Friendships, both real-life and online, are another key driver of happiness. Among millennials, there is a trend towards smaller circles of real-life friends compared with online friends, which are skyrocketing.

  • Over the past six years, millennials have maintained about the same number of best friends, but their wider circle of everyday friends is shrinking.
  • On the other hand, millennials average well over 200 online friends. In the past six years, there has been a significant jump in the number of online contacts whom they consider friends, but have never actually met in person.

Technology doesn’t define, it enables

Rather than defining the millennial generation, technology is more of an enabler. If asked, a millennial might say, “Technology doesn’t make me who I am. It lets me be who I am.” Technology underpins relationships and plays an important role in sustaining happiness and broadening horizons.

  • Three quarters of millennials believe social media has a beneficial effect on relationships with friends;
  • A full 73% of millennials say access to the Internet changes the way they think about the world;
  • Millennials in Asia are somewhat more active than elsewhere in the world on Facebook and Twitter while watching TV (apart from Japan). China stands out as being particularly active in microblogging on Weibo and Philippines millennials are generally highly enthusiastic users of all kinds of communications;
  • In Thailand, social media activities are higher (42% send messages while 46% communicate) than text messaging while watching TV (27%).

Pride and tolerance

Millennials are displaying a growing sense of national pride and interest in maintaining local traditions. At the same time, they have an increasingly open and tolerant view of other countries and cultures.

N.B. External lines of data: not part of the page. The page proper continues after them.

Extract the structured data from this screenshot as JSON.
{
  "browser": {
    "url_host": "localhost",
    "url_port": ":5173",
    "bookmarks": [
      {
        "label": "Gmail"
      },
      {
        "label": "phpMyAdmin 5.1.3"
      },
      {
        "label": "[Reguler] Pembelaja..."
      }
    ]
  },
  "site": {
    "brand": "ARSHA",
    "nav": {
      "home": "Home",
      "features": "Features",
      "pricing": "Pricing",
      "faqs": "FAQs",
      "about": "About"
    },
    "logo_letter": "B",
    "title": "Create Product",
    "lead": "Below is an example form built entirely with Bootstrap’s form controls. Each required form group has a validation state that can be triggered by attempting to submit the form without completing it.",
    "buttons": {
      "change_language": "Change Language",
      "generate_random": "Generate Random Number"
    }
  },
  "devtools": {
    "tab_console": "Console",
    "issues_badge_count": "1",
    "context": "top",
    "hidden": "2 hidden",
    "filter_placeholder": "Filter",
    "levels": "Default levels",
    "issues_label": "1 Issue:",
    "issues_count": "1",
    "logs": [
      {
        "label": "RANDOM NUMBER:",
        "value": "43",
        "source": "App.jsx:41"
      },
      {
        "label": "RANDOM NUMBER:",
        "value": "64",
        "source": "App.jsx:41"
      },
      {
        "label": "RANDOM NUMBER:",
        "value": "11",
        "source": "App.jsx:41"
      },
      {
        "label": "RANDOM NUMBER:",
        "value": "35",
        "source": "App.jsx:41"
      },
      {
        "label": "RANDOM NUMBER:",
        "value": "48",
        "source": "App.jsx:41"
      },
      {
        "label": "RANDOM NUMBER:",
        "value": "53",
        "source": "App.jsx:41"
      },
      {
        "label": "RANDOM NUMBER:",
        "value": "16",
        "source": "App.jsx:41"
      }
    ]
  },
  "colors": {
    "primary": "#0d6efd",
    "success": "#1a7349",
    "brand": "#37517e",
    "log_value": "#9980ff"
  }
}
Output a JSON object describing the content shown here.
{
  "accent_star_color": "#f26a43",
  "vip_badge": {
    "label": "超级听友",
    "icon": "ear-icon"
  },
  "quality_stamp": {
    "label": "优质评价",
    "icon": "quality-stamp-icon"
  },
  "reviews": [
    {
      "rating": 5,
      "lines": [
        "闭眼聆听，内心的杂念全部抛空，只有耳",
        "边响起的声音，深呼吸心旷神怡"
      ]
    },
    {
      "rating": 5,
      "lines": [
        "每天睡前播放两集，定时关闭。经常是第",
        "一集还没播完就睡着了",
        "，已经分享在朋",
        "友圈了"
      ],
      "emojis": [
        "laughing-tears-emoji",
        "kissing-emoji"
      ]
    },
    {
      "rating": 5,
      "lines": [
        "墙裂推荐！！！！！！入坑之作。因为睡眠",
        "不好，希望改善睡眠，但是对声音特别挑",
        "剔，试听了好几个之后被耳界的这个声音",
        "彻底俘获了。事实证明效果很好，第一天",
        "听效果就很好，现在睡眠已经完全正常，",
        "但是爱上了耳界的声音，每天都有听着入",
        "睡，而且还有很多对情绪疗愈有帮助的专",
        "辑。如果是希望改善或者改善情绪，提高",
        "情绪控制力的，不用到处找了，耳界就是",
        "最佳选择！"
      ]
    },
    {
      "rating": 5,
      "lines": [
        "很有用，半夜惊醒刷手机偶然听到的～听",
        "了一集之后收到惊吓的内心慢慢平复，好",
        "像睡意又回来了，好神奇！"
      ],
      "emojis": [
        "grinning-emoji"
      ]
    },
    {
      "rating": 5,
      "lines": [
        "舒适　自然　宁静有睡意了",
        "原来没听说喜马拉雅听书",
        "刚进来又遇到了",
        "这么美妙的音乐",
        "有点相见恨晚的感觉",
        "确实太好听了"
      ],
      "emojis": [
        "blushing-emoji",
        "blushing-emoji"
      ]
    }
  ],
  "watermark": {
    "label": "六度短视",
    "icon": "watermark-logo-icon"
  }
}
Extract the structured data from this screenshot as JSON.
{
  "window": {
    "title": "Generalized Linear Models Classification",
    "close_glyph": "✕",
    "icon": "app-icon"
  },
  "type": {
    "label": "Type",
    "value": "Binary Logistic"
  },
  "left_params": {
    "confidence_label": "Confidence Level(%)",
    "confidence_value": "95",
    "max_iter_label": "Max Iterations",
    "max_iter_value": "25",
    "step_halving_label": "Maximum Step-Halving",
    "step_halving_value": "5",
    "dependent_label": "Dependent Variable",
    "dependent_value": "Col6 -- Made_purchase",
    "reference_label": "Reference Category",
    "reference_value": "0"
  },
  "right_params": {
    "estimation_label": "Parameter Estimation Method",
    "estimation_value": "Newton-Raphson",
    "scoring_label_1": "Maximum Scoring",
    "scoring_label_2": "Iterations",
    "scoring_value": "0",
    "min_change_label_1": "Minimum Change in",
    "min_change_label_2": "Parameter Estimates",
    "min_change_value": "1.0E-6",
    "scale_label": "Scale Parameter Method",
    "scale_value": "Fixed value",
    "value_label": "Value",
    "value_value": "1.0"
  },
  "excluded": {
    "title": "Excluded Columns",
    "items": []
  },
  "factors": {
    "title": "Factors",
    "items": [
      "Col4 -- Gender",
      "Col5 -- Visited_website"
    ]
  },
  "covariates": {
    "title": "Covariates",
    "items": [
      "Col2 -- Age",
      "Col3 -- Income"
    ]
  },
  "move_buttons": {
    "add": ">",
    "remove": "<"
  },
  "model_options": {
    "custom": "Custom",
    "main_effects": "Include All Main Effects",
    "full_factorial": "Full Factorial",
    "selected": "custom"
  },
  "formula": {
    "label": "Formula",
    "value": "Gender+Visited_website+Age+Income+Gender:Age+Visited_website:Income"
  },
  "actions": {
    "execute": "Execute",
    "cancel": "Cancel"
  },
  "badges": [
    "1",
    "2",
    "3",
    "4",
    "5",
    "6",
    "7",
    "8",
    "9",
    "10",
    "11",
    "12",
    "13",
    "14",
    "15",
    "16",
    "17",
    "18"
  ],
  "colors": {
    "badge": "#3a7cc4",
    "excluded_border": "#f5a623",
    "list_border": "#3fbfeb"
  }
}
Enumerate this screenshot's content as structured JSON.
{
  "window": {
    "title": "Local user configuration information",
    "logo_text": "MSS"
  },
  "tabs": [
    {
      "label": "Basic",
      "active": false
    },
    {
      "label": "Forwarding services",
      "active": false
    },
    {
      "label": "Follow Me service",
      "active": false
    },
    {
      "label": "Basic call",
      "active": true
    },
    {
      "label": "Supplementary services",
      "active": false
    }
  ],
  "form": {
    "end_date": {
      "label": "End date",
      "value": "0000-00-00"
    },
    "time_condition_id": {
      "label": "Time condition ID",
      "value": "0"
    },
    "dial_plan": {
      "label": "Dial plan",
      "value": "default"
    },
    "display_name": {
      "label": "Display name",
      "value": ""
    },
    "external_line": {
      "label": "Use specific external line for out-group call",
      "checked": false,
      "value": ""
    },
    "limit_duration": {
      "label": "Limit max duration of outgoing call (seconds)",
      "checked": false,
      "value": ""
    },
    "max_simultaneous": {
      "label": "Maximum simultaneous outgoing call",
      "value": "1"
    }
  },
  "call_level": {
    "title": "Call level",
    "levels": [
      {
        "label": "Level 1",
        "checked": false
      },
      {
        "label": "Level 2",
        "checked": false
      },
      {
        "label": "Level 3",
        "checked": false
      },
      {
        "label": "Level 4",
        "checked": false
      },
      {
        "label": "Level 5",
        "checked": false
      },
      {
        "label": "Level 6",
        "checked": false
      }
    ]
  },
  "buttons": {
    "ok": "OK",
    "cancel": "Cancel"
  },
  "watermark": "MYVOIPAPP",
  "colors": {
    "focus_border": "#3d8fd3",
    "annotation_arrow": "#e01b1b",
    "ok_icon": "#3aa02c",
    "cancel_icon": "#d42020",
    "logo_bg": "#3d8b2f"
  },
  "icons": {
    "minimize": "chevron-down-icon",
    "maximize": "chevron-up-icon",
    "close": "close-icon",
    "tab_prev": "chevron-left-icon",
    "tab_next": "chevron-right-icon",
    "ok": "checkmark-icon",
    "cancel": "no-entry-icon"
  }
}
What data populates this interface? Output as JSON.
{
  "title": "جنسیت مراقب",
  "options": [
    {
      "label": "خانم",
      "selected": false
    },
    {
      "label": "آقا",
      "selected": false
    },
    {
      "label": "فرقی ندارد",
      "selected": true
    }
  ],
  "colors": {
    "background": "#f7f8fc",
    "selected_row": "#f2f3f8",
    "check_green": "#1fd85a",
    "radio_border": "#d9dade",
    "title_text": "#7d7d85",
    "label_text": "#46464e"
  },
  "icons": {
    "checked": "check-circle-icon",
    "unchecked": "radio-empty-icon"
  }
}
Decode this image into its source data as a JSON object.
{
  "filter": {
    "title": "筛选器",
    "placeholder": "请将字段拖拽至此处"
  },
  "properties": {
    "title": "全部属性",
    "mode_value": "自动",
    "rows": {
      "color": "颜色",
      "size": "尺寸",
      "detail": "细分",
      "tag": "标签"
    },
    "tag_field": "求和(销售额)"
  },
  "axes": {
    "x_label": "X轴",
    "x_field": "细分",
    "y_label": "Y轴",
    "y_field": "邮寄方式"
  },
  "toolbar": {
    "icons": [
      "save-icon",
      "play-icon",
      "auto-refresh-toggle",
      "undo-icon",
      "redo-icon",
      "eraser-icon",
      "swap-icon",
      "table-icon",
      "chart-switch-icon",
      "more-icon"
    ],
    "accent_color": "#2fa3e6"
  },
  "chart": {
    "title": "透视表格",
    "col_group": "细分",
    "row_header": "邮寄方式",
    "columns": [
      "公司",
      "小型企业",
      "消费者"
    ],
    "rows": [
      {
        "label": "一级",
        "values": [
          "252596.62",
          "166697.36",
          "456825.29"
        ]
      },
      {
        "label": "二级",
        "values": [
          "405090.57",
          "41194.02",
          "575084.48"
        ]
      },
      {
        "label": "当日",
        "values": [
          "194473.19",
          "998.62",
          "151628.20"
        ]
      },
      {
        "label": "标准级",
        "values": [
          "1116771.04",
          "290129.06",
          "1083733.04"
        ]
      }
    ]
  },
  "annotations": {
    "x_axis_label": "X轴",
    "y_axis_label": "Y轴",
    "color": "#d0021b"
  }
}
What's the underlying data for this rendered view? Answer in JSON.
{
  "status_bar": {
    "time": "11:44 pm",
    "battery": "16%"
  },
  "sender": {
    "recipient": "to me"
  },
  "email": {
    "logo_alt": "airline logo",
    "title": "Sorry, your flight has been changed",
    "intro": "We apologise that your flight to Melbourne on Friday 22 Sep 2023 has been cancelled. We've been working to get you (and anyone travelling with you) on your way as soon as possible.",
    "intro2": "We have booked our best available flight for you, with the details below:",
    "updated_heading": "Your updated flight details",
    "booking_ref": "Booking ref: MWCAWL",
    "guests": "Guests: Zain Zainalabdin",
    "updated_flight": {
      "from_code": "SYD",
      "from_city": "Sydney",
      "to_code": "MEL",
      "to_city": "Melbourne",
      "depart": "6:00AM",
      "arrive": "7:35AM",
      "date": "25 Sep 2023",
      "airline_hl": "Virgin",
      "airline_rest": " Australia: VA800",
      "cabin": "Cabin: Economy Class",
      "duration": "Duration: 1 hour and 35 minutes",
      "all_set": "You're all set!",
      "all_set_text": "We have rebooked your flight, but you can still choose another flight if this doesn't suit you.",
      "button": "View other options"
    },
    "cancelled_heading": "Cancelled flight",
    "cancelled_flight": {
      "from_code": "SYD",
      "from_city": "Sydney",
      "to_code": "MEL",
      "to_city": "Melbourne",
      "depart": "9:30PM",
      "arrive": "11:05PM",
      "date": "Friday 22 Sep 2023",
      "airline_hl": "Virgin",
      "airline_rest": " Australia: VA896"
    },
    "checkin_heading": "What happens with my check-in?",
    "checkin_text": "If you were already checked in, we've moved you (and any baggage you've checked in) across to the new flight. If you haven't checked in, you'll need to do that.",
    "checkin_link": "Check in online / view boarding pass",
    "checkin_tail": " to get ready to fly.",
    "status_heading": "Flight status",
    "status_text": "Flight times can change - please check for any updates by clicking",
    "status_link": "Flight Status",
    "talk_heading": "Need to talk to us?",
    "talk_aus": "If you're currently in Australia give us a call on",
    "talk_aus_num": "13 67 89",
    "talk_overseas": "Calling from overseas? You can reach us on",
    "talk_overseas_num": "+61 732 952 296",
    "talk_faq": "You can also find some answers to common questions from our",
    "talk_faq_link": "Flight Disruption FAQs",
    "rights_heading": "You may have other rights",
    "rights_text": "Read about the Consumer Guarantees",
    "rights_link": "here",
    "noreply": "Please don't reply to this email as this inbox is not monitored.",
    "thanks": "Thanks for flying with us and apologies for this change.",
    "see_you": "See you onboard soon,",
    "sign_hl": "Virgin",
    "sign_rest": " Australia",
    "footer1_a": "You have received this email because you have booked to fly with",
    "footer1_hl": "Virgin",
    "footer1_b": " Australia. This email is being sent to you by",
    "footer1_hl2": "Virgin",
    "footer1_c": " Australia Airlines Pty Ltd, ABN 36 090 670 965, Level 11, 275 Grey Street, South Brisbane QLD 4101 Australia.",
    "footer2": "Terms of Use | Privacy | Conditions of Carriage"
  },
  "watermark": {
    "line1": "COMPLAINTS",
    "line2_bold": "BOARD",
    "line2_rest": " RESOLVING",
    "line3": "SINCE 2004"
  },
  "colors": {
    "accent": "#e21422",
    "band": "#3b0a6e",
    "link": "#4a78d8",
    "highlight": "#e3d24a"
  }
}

  • 83% agree “I’m proud to be [X] nationality,” up from 77% in 2006;
  • 76% agree that it’s important to maintain their country’s traditions, up from 68% in 2006;
  • 73% think it’s great to have people from other countries coming to live in their respective home country, up from 51% in 2006;
  • 86% describe themselves as tolerant;
  • 84% agree “my age group has the potential to change the world for the better.”

“A key priority for VIMN is to provide its audiences around the world with ‘glocal’ content --programming that strikes the right balance between global and local themes,” continued Kurz. “Our findings from ‘The Next Normal’ indicate a truly positive display of ‘glocalisation’ in action among Millennials at an even deeper level.”

The next normal: “we” vs. “me”

This study indicates that “the next normal” is much more “we” than “me.” Key defining traits for the millennial generation include a sense of global community, newfound tolerance and flexibility, increased creativity and a powerful desire to share and connect.

  • 87% are actively curious about the world;
  • 87% apply the phrase “sharing and connecting” to themselves;
  • 85% describe themselves as able to adapt quickly to change;
  • 93% globally believe it’s our responsibility to treat all people with respect, regardless of race, gender, religion, political viewpoint or sexual orientation.

Indeed, the study provides an unprecedented look at millennials worldwide – the current and future consumers – and ‘the next normal’. (Source: Viacom.com) 

By MediaBUZZ